I’ve always wanted to say that.
Actually, it would be cool if I were a former spy like Liam Neeson in Taken, but the skills I’m talking about won’t help me take out violent criminals single-handedly. Instead, they’ve helped me survive layoffs and do well in six industries and disciplines. In about 17 years, I’ve worked in retail management, finance, pricing, marketing, and product management. I’ve also written my first book in a murder mystery series.
Lots of younger professionals (20’s – 30’s) ask me how I transitioned through multiple career paths. Those that ask me usually seek a career that is more fulfilling. Therefore, I thought I’d share a few things I learned. If you find yourself in this situation, I hope you find this useful.

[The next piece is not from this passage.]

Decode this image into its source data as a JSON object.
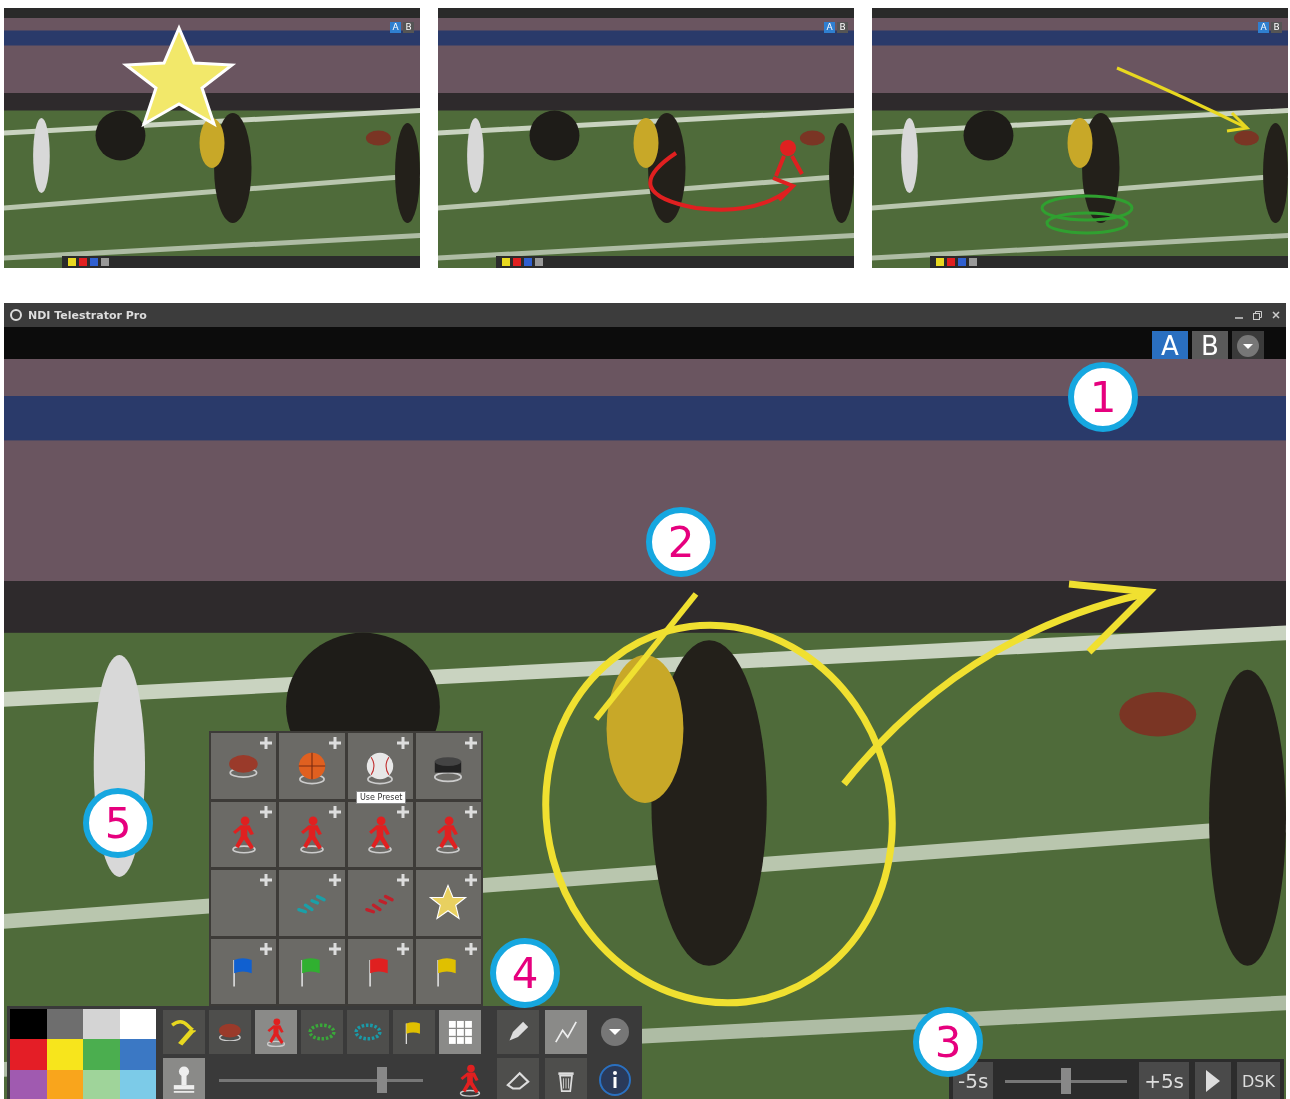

Figure out exactly what you want to do
Hopefully, you’ll already know this, so I won’t spend a lot of time on it. We only live so long, so you don’t have time to taste-test a thousand options. Research your targeted choice and interview folks already in it. Make sure you really want to try it. You don’t want to waste years getting into something only to end up hating it.
Understand and build your transferable skills
I jumped from retail banking to financial management to marketing. Although the roles are different, all require strong analytical capability. I cultivated that skill and positioned it as an asset for each role.
Let’s say you sell used cars but want to work in product management one day. Start by determining the basic skills required for success in each role. Suppose one is understanding and meeting customer needs. Another one may be influencing buying behavior. If you build on those skills and can demonstrate them, you’ll make a huge leap in including yourself among the candidates in your targeted career.
Remember that skills can be learned. Although I majored in marketing, I ended up working in finance because I couldn’t get a marketing job when I graduated. I had to learn how to be analytical and look at the big picture because I sure didn’t do much of that in the beginning of my career.
This is obvious but is even more critical when you’re switching careers. You’ll be an unproven commodity in your new field. Building connections is key to convincing someone to give you a shot. Also consider joining Toastmasters to brush up on your public speaking; the ability to network and present and convey ideas will open doors everywhere.
Offer yourself on a trial period
Some people apply for jobs outside of their field, don’t establish relationships, but expect to command top dollar without working their way up. That’s ridiculous. Instead, find someone in your new field and offer to assist them with a project—for free. Or join a cross-functional project team at work to gain exposure. If people don’t have to pay you, they’re more likely to bring you in, show you the ropes, and give you valuable insight. I’ve landed a couple of jobs this way.
Understand it will take time
Everybody wants everything now. Life doesn’t work like that for most of us. Things take time, even for things where we feel we’re a natural fit.
I love writing—and yet, it still took me about nine years to write and publish my first book. It also cost a lot (i.e., attending writer’s conferences, paying copy editors, paying for promotional tactics, etc.)
Hopefully, it won’t take you as long to start your new career as it did for me to write my novel. Just understand that this effort usually isn’t overnight. Your career path might resemble a line dance; you’ll have to take a step forward, one step back, and two to the side before moving forward again.
But as long as each step puts you closer to your goal, you’ll keep acquiring those valuable sets of skills that will place you where you want to be.